Chapter two will discuss how, from the 1880s, diphtheria increasingly became an urban disease in Britain, Europe and America, and it is unlikely that Irish urban centres managed to avoid this ominous trend. The introduction of the Infectious Disease (Ireland) Act in 1906, and the mandatory obligation this legislation placed on local authorities to notify outbreaks of infectious disease, exposed the true prevalence of diphtheria in Ireland. The burgeoning, albeit reluctant, acknowledgement by local authorities in Dublin and Cork that diphtheria was endemic in their districts brought with it realization that a comprehensive public health response was required.

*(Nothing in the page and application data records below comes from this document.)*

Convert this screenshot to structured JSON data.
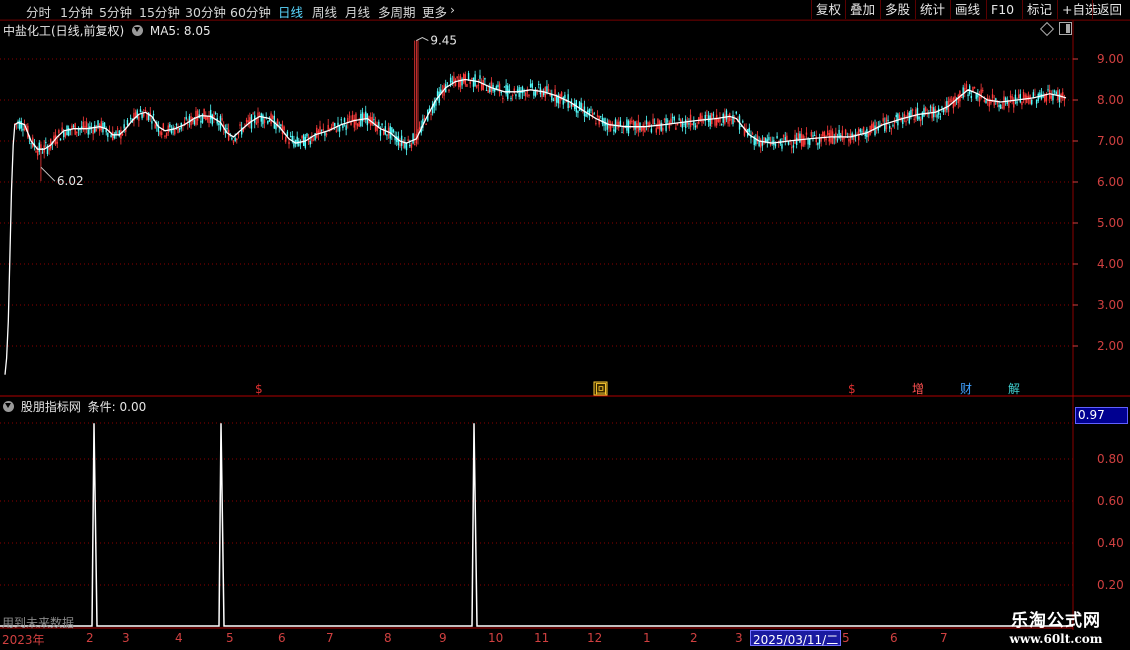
{
  "toolbar": {
    "left_items": [
      "分时",
      "1分钟",
      "5分钟",
      "15分钟",
      "30分钟",
      "60分钟",
      "日线",
      "周线",
      "月线",
      "多周期",
      "更多"
    ],
    "active_item": "日线",
    "more_arrow": "›",
    "right_items": [
      "复权",
      "叠加",
      "多股",
      "统计",
      "画线",
      "F10",
      "标记",
      "+自选",
      "返回"
    ]
  },
  "main_panel": {
    "title": "中盐化工(日线,前复权)",
    "ma_label": "MA5: 8.05",
    "high_label": "9.45",
    "low_label": "6.02",
    "y_ticks": [
      "9.00",
      "8.00",
      "7.00",
      "6.00",
      "5.00",
      "4.00",
      "3.00",
      "2.00"
    ],
    "event_markers": [
      {
        "text": "$",
        "color": "#e03030"
      },
      {
        "text": "回",
        "color": "#ffcc33"
      },
      {
        "text": "$",
        "color": "#e03030"
      },
      {
        "text": "增",
        "color": "#ff5050"
      },
      {
        "text": "财",
        "color": "#40a0ff"
      },
      {
        "text": "解",
        "color": "#40d0d0"
      }
    ]
  },
  "indicator_panel": {
    "title": "股朋指标网",
    "condition_label": "条件: 0.00",
    "current_value": "0.97",
    "y_ticks": [
      "0.80",
      "0.60",
      "0.40",
      "0.20"
    ],
    "future_data_note": "用到未来数据"
  },
  "x_axis": {
    "labels": [
      "2023年",
      "2",
      "3",
      "4",
      "5",
      "6",
      "7",
      "8",
      "9",
      "10",
      "11",
      "12",
      "1",
      "2",
      "3",
      "5",
      "6",
      "7"
    ],
    "cursor_date": "2025/03/11/二"
  },
  "watermark": {
    "title": "乐淘公式网",
    "url": "www.60lt.com"
  },
  "colors": {
    "up": "#ff3c3c",
    "down": "#54ffff",
    "ma": "#ffffff",
    "grid": "#8b0000",
    "axis": "#d04040"
  },
  "chart_data": [
    {
      "type": "candlestick",
      "title": "中盐化工(日线,前复权)",
      "series": [
        {
          "name": "MA5",
          "last": 8.05
        }
      ],
      "ylim": [
        1.2,
        9.9
      ],
      "annotations": [
        {
          "label": "9.45",
          "value": 9.45
        },
        {
          "label": "6.02",
          "value": 6.02
        }
      ],
      "ma5_path": [
        [
          0,
          1.3
        ],
        [
          1,
          1.7
        ],
        [
          2,
          2.6
        ],
        [
          3,
          4.2
        ],
        [
          4,
          5.8
        ],
        [
          5,
          6.9
        ],
        [
          6,
          7.4
        ],
        [
          8,
          7.45
        ],
        [
          12,
          7.4
        ],
        [
          16,
          7.0
        ],
        [
          20,
          6.8
        ],
        [
          24,
          6.8
        ],
        [
          28,
          6.9
        ],
        [
          32,
          7.1
        ],
        [
          36,
          7.25
        ],
        [
          42,
          7.3
        ],
        [
          50,
          7.3
        ],
        [
          58,
          7.35
        ],
        [
          62,
          7.3
        ],
        [
          66,
          7.15
        ],
        [
          70,
          7.15
        ],
        [
          74,
          7.3
        ],
        [
          78,
          7.5
        ],
        [
          82,
          7.65
        ],
        [
          86,
          7.7
        ],
        [
          90,
          7.6
        ],
        [
          94,
          7.35
        ],
        [
          98,
          7.25
        ],
        [
          104,
          7.3
        ],
        [
          110,
          7.4
        ],
        [
          116,
          7.55
        ],
        [
          120,
          7.62
        ],
        [
          126,
          7.6
        ],
        [
          132,
          7.45
        ],
        [
          136,
          7.2
        ],
        [
          140,
          7.1
        ],
        [
          144,
          7.25
        ],
        [
          150,
          7.45
        ],
        [
          156,
          7.6
        ],
        [
          162,
          7.55
        ],
        [
          168,
          7.35
        ],
        [
          174,
          7.05
        ],
        [
          178,
          6.95
        ],
        [
          184,
          7.0
        ],
        [
          190,
          7.15
        ],
        [
          198,
          7.25
        ],
        [
          206,
          7.4
        ],
        [
          214,
          7.5
        ],
        [
          222,
          7.55
        ],
        [
          230,
          7.3
        ],
        [
          236,
          7.2
        ],
        [
          242,
          7.0
        ],
        [
          246,
          6.95
        ],
        [
          252,
          7.05
        ],
        [
          258,
          7.55
        ],
        [
          264,
          8.0
        ],
        [
          270,
          8.3
        ],
        [
          276,
          8.45
        ],
        [
          282,
          8.5
        ],
        [
          290,
          8.45
        ],
        [
          298,
          8.3
        ],
        [
          306,
          8.2
        ],
        [
          314,
          8.2
        ],
        [
          322,
          8.25
        ],
        [
          330,
          8.2
        ],
        [
          338,
          8.1
        ],
        [
          346,
          7.95
        ],
        [
          354,
          7.75
        ],
        [
          362,
          7.55
        ],
        [
          370,
          7.4
        ],
        [
          380,
          7.35
        ],
        [
          392,
          7.35
        ],
        [
          404,
          7.4
        ],
        [
          414,
          7.45
        ],
        [
          424,
          7.5
        ],
        [
          436,
          7.55
        ],
        [
          444,
          7.6
        ],
        [
          448,
          7.55
        ],
        [
          452,
          7.35
        ],
        [
          456,
          7.15
        ],
        [
          462,
          7.0
        ],
        [
          470,
          6.95
        ],
        [
          480,
          7.0
        ],
        [
          492,
          7.05
        ],
        [
          506,
          7.1
        ],
        [
          518,
          7.1
        ],
        [
          528,
          7.2
        ],
        [
          538,
          7.4
        ],
        [
          550,
          7.55
        ],
        [
          560,
          7.65
        ],
        [
          570,
          7.7
        ],
        [
          578,
          7.85
        ],
        [
          584,
          8.05
        ],
        [
          590,
          8.25
        ],
        [
          596,
          8.15
        ],
        [
          602,
          8.0
        ],
        [
          610,
          7.95
        ],
        [
          620,
          8.0
        ],
        [
          630,
          8.05
        ],
        [
          640,
          8.15
        ],
        [
          646,
          8.1
        ],
        [
          650,
          8.05
        ]
      ]
    },
    {
      "type": "line",
      "title": "股朋指标网",
      "ylim": [
        0,
        1
      ],
      "series": [
        {
          "name": "条件",
          "spikes_at": [
            55,
            128,
            275
          ],
          "peak": 0.97
        }
      ]
    }
  ]
}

Radical reform of public health administration and service provision in the newly independent Irish Free State, meant that Irish health authorities were well placed to take advantage of cutting edge laboratory-based measures to control infectious disease. It examines the development of anti-diphtheria antitoxin and its application as a preventive measure on a mass scale in New York in the early 1920s before considering how this radical public health intervention was received by health authorities and medical professionals in Britain and Ireland. This chapter will show how Irish health officials and medical officers eschewed the reticence of their British counterparts, readily abandoned traditional sanitarian approaches to disease control and embraced new public health methodologies in a bid to protect child life.
Liverpool Scholarship Online requires a subscription or purchase to access the full text of books within the service. Public users can however freely search the site and view the abstracts and keywords for each book and chapter.
If you think you should have access to this title, please contact your librarian.
To troubleshoot, please check our FAQs, and if you can't find the answer there, please contact us.